The four-CD set from the Bridge label, “Nadia Reisenberg: A Chopin Treasury,” Reisenberg may come to the attention of a generation of listeners who have heard little if anything about her. This reissue of recordings made by Westminster Records in the mid-1950s includes Chopin’s complete nocturnes and mazurkas, the Barcarolle, the Berceuse and the Allegro de Concert. It also offers a live recording of Chopin’s Piano Sonata No. 3, taken from a 1947 recital at Carnegie Hall and issued here for the first time.
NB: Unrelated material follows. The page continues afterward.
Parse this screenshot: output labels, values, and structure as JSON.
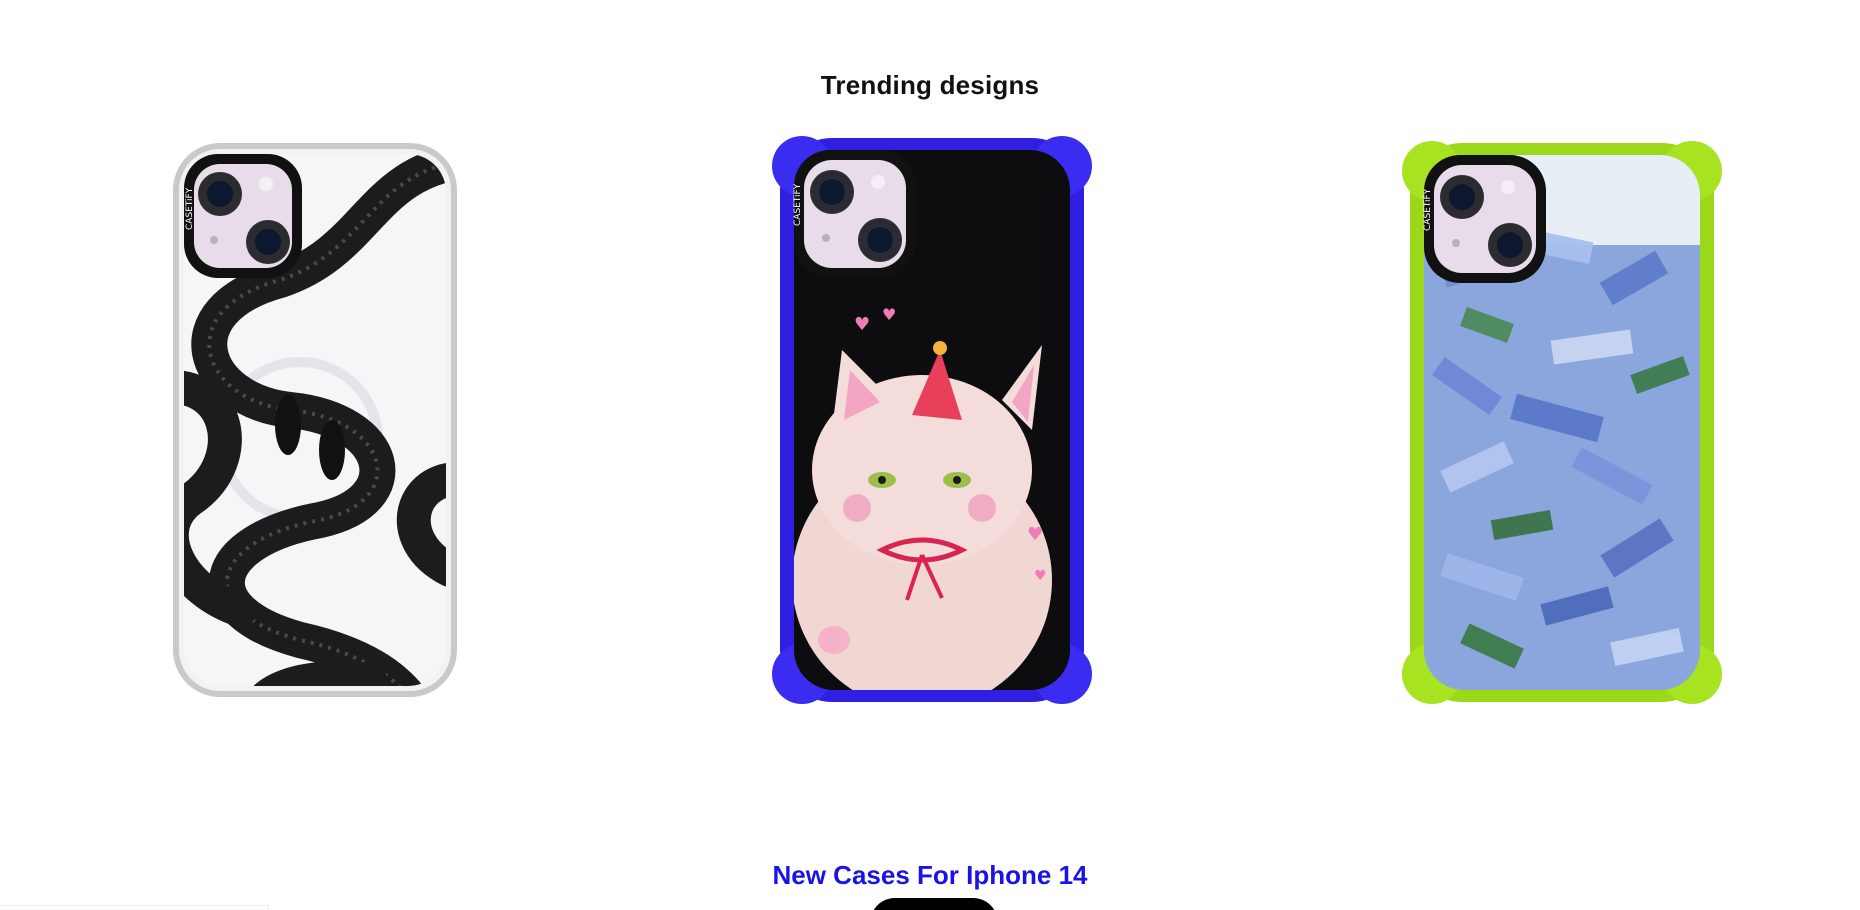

But, Tommasini not withstanding, you're likely to agree with Schonberg's original assessment of the recording from mid-50s:
rold C. Schonberg of The New York Times, while praising Reisenberg for her accuracy, clarity, musicianship and style, nevertheless found the performances “too perfect and hence lifeless.”
“Seldom does one feel that the pianist is being carried away,” Schonberg wrote, adding that he almost longed “for a touch of disarray.”
A little disarray now and then isn't a bad thing.. Chopin can use it more than some, no?